Other home features include iTunes server, a browser based photo server and a DLNA compatible media server for video streaming to DLNA compatible video players. You can also attach a web camera to one of the USB ports and use it a surveillance camera without the need of a PC and with the video recorded directly to the N3200.
Finally the N3200 has an expansion slot and this is the first time we've heard about such a feature on a NAS. Thecus didn't say what it was for apart from mentioning that they will be offering expansion cards for in the future to further enhance the N3200's functionality. No availability date or pricing was announced in the press release, but hopefully we won't have to wait too long.
At the time of writing, the N3200 wasn't on Thecus website, but you can have a look here in case they've updated their site.
LaCie, the somewhat famous external drive manufacturer has got a new designer onboard, Sam Hecht. We can't say that he's familiar to us, but apparently he's into practical design, that's a first. In all fairness, the new drives look quite usable, if a bit bland for something from LaCie.
Rather than using some kind of metallic finish the new Little Disk family as it's know as uses a "oh so in fashion" shiny piano black finish. LaCie's product manager Nolwenn Rozen had the following to say about the new drives "Designed for simplicity, the 1.8- and 2.5-inch drives are extremely portable and are bus powered, eliminating the need for A/C power. So whether you are on a bus, taking the train, or relaxing at the park, your data is always accessible."
Available in sizes ranging from 30 to 250GB the new Little Disk drives should appeal to a wide range of users and the 2.5in models are available as a combo drive with both USB 2.0 and FireWire interface. The 1.8in drives are limited to 30 and 60GB in size with the 2.5in models starting at 80GB for the USB only version and at 120GB for the combo model.

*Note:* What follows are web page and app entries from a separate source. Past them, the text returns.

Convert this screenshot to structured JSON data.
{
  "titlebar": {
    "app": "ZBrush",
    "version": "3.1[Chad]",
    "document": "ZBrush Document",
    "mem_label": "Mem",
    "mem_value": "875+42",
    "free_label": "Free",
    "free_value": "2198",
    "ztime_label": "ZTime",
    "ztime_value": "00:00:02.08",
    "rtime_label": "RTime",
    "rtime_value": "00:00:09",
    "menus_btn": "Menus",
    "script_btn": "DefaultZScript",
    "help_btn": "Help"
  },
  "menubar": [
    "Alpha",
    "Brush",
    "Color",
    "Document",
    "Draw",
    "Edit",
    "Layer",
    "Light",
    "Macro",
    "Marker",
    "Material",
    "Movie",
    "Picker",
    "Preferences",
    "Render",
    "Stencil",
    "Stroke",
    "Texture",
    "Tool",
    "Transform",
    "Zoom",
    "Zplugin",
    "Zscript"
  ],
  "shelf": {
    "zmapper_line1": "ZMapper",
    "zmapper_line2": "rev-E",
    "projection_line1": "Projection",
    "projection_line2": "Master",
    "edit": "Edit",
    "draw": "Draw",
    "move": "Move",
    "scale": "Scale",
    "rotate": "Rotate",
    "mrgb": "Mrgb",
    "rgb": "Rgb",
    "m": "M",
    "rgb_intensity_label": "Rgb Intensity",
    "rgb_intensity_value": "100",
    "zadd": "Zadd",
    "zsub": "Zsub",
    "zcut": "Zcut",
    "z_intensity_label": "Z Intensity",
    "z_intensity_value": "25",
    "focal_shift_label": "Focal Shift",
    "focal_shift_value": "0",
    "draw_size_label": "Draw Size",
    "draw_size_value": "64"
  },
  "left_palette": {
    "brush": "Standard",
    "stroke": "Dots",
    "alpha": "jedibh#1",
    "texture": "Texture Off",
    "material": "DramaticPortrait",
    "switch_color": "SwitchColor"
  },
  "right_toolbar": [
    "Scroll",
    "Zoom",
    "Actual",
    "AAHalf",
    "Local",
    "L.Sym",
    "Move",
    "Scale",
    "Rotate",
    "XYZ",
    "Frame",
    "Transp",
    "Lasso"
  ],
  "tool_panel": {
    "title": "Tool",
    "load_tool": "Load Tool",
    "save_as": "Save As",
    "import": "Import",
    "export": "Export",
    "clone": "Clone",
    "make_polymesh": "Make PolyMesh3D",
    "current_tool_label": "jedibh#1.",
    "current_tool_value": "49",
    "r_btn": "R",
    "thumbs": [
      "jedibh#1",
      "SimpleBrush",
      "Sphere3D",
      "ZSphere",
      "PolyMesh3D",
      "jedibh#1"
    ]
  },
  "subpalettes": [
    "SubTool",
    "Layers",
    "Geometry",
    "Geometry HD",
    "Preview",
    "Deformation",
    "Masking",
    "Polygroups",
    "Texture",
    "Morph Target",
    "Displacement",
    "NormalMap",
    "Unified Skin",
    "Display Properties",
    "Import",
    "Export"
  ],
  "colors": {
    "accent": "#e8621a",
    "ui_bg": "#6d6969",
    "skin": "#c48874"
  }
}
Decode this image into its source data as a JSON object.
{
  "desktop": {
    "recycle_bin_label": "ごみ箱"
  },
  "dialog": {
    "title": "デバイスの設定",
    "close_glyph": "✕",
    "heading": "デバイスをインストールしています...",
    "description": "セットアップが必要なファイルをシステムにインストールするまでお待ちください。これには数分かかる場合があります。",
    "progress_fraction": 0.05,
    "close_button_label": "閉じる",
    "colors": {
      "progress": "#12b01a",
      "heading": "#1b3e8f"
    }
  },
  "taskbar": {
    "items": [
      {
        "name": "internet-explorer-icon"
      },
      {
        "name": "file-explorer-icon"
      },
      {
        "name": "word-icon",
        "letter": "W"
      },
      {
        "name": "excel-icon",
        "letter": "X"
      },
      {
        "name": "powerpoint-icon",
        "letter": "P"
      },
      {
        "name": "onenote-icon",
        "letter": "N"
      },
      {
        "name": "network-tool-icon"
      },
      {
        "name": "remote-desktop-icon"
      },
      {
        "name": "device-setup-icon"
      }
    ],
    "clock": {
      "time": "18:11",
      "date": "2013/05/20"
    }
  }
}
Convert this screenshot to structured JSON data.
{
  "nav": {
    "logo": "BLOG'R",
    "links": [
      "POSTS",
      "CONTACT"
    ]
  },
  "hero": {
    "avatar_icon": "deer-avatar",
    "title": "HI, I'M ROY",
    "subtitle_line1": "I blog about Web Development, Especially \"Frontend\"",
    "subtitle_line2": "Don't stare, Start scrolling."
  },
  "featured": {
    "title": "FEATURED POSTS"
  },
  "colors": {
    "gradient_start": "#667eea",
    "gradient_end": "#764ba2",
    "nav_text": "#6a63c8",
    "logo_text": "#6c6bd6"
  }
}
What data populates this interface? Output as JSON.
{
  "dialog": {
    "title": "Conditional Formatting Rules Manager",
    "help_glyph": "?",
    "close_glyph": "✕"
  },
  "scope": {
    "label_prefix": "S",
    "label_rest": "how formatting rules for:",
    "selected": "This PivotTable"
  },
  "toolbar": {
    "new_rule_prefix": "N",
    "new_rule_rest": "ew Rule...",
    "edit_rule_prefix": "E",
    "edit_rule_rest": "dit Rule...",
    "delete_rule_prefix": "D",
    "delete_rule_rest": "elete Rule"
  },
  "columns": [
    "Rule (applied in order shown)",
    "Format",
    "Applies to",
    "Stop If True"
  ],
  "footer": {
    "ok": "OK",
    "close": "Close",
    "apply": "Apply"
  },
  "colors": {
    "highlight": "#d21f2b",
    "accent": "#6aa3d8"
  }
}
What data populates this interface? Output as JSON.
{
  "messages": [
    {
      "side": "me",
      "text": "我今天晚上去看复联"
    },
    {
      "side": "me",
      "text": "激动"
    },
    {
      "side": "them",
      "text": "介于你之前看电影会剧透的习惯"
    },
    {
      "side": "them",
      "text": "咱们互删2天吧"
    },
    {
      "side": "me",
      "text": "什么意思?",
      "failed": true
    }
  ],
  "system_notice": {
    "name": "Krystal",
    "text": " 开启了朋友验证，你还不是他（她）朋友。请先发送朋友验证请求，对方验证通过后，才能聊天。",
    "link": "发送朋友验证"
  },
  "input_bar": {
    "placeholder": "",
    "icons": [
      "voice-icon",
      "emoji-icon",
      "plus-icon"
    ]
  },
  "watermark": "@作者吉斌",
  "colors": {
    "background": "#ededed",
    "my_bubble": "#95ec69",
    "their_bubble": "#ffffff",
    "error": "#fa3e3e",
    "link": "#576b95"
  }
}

Additionally the drives come with 1-click backup and synchronization software and Windows users can encrypt their data with 128-bit AES encryption. The 1.8in models costs US$99.99 and $129.99 respectively for the 30 and 60GB drives. The 2.5in version starts at $89.99 for the 80GB model and goes up to $104.99 for the 120GB, $119.99 for the 160GB and finally $179.99 for the 250GB version. The combo starts at $119.99 for the 120GB variety, with the 160GB going for $139.99 and finally the 250GB one for $229.99. All models are available now, but not in all sizes.
You can find more info on LaCie's mobile hard drive page, here
In similar style to Corsair's Survivor series of flash drives, OCZ have announced today some very rugged well-built offerings of their own in the ATV and ATV Turbo series.
These flash drives will cop a real beating as they are both shock and water-proof, the Turbo series has extremely quick memory chips in it which allow for read rates of up to 35MB/sec and write rates of 30MB/sec, of course they are Windows ReadyBoost ready as well.
The external casing features a durable and colorful rubber 'tread' pattern which will keep the internals very safe even when submerged in water.
The ATV and ATV Turbo flash drives come in sizes ranging from 2 to 8GB.
Sunnyvale, CA-September 5, 2007-OCZ Technology Group, a worldwide leader in innovative, ultra-high performance and high reliability memory, today announced the toughest and fastest additions to its award-winning lineup of flash drives. The all-new ATV and ATV Turbo are ruggedized storage solutions for professionals, students, and gamers on the go, and are built to handle whatever rough terrain you encounter. Developed to compete with the fastest flash drives in the world, the ATV Turbo features unbelievable speed for today's busy lifestyles.